:: MATERIAL FOR THIS TASK
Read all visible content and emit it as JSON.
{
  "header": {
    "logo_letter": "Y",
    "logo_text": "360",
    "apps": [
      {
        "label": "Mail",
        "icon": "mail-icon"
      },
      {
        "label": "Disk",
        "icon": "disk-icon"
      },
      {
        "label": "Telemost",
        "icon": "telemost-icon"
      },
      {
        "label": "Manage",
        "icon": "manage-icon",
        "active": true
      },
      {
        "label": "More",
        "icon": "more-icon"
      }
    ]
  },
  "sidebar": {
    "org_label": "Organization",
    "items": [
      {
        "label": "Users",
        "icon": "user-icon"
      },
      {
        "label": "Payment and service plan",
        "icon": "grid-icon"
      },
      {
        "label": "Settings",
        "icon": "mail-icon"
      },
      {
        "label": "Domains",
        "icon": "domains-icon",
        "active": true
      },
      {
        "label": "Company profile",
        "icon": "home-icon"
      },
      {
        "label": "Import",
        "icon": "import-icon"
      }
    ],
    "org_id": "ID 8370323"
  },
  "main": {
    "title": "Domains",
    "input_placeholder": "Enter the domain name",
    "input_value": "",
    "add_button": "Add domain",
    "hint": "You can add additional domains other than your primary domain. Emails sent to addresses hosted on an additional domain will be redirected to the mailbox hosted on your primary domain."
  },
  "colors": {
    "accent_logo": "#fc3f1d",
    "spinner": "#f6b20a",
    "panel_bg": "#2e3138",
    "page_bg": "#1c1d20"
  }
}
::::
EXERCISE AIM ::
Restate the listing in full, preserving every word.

ANSWER TO THE EXERCISE ::
Read all visible content and emit it as JSON.
{
  "header": {
    "logo_letter": "Y",
    "logo_text": "360",
    "apps": [
      {
        "label": "Mail",
        "icon": "mail-icon"
      },
      {
        "label": "Disk",
        "icon": "disk-icon"
      },
      {
        "label": "Telemost",
        "icon": "telemost-icon"
      },
      {
        "label": "Manage",
        "icon": "manage-icon",
        "active": true
      },
      {
        "label": "More",
        "icon": "more-icon"
      }
    ]
  },
  "sidebar": {
    "org_label": "Organization",
    "items": [
      {
        "label": "Users",
        "icon": "user-icon"
      },
      {
        "label": "Payment and service plan",
        "icon": "grid-icon"
      },
      {
        "label": "Settings",
        "icon": "mail-icon"
      },
      {
        "label": "Domains",
        "icon": "domains-icon",
        "active": true
      },
      {
        "label": "Company profile",
        "icon": "home-icon"
      },
      {
        "label": "Import",
        "icon": "import-icon"
      }
    ],
    "org_id": "ID 8370323"
  },
  "main": {
    "title": "Domains",
    "input_placeholder": "Enter the domain name",
    "input_value": "",
    "add_button": "Add domain",
    "hint": "You can add additional domains other than your primary domain. Emails sent to addresses hosted on an additional domain will be redirected to the mailbox hosted on your primary domain."
  },
  "colors": {
    "accent_logo": "#fc3f1d",
    "spinner": "#f6b20a",
    "panel_bg": "#2e3138",
    "page_bg": "#1c1d20"
  }
}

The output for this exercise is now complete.